Childhood obesity continues to reach epidemic proportions worldwide. Most kids continue to be very active regardless of their size and let the adults learn from their example. The jury is still out on exactly why the obesity crisis continues even though there are ample research and health promotion initiatives to warn against it. Research in the Healthy Heart Schools’ Program shows that the obesity problem is present in Niagara as much as it is anywhere else. A total of 20,719 students were enrolled in the Healthy Heart Schools’ Program and screened for cardiovascular risk factors from 2002-2008. The proportion of obese children significantly increased from 11% to 13%, at a rate of +0.4% per year. Who can change this trend – health care providers? Not likely. Parents and teachers? Probably.
Health care providers are effective in acute and chronic disease management but apparently not so effective in preventing or managing the obesity epidemic. Health care providers can play a role in supporting parents and also in contributing to public health policy. But, it is the parents and/or teachers who are interacting with kids on a daily basis and have the most influence on their lives.
In the 2013- 2014 school year Heart Niagara contributed over $200,000 worth of services to support parents and teachers in all Niagara school boards by providing heart health assessments and CPR/AED training.

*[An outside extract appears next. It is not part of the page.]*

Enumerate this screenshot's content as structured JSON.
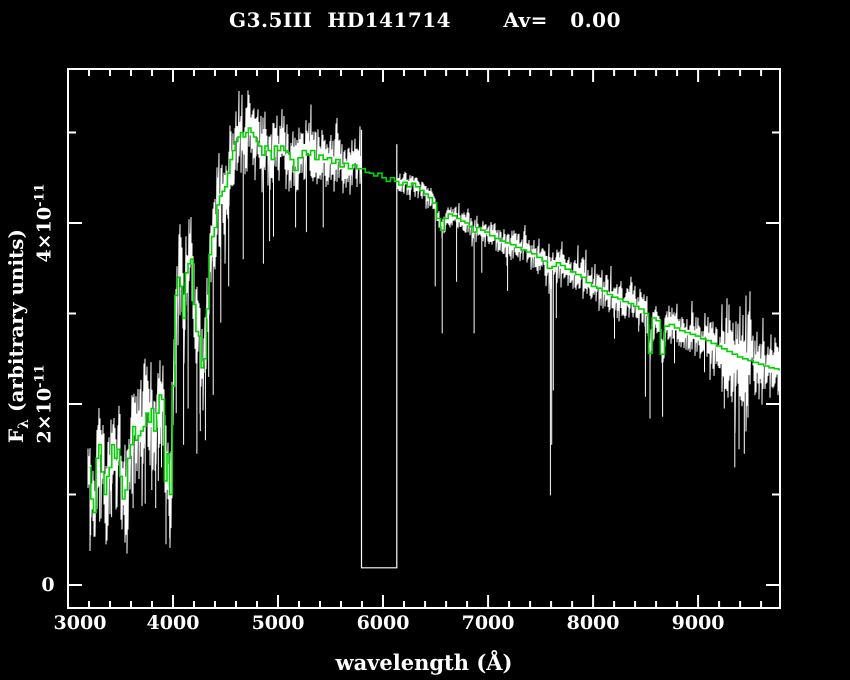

A component of the heart health assessment is body size measurement and feedback to the students and parents. Recognizing a health risk is the first step in managing it. Discussing heart health messaging with parents and teachers focuses on: 1) Physical Activity, 2) Portion Size, 3) Nutrition Quality and 4) Tobacco Avoidance. This discussion provides them with current evidence-based knowledge that will help them to communicate healthy lifestyle information to their children and students.
A major concern is that obesity tracks into adulthood and a rise in cardiovascular risk in the adolescent population will likely lead to an epidemic of adults with premature diabetes, heart disease, and stroke. Why don’t we smarten up and be healthier as a society? Perhaps the problem is that preventing disease does not seem very heroic compared to rescuing people from heart disease and stroke crises. In reality, parents and teachers are heroes when they can get their kids and students on the right track. Kids are also heroes when they “get it” and are examples for their parents to get on track too.
Don Gibson, Nurse Practitioner
Don is in his 16th year with Heart Niagara and his 30th year in nursing. Don’s main contribution to Heart Niagara is in the areas of heart disease prevention assessment and education, research and clinical services. Don works with parents, teachers, Public Health, researchers and Heart Niagara staff to deliver the Healthy Heart Schools’ Program. Don also provides preventative clinical services to clients with cardiovascular disease and/or the risk factors for cardiovascular disease. Don earned his BScN and the Nurse Practitioner – Primary Health Care Certificate at McMaster University in Hamilton. As a health care professional one of Don’s key interest areas is exploring new ways to support parents and teachers in their efforts to improve healthy lifestyle messaging for all students in all grades.
Disclaimer: The views and opinions expressed in blog entries are those of the author(s) and do not necessarily reflect the official policy or position of Heart Niagara.